WORK TO COMPLETE:
Look through the material below. Copy every line with the string "icon" in it.
*** Begin section ***
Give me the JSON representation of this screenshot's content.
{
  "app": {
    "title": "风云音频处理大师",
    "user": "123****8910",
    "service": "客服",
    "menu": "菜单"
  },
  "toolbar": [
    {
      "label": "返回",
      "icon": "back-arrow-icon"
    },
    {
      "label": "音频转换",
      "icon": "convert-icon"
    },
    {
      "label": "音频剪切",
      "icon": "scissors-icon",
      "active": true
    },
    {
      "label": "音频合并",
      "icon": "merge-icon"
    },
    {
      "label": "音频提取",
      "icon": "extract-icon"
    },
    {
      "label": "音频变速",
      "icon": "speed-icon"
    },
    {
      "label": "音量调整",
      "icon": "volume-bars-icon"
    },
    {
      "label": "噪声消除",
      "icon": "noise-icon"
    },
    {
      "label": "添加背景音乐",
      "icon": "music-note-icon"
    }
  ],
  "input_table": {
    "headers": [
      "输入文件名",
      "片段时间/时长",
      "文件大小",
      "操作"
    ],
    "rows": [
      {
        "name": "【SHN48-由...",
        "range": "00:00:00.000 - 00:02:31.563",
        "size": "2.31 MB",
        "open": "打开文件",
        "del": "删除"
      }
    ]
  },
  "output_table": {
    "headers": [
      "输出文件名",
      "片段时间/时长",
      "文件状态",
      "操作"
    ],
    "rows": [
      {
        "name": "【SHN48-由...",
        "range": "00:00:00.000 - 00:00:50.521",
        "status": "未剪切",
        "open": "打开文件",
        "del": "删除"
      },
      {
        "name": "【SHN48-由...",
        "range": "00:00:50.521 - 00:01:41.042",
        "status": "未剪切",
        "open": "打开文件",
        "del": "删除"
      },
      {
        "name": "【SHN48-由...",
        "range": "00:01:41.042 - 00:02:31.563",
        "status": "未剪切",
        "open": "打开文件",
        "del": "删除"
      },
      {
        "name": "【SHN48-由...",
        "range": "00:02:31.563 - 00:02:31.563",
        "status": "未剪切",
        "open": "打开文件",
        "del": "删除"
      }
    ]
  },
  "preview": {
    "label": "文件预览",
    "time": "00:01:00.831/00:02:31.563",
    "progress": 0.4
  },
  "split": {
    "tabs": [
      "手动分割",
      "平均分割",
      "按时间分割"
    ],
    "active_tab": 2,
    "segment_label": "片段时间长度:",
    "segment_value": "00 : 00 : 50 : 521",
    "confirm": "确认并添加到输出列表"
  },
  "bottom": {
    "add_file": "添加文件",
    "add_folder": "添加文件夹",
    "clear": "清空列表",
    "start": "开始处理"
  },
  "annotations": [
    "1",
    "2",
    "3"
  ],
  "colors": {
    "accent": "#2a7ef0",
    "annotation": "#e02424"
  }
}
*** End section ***
EXERCISE ANSWER:
      "icon": "back-arrow-icon"
      "icon": "convert-icon"
      "icon": "scissors-icon",
      "icon": "merge-icon"
      "icon": "extract-icon"
      "icon": "speed-icon"
      "icon": "volume-bars-icon"
      "icon": "noise-icon"
      "icon": "music-note-icon"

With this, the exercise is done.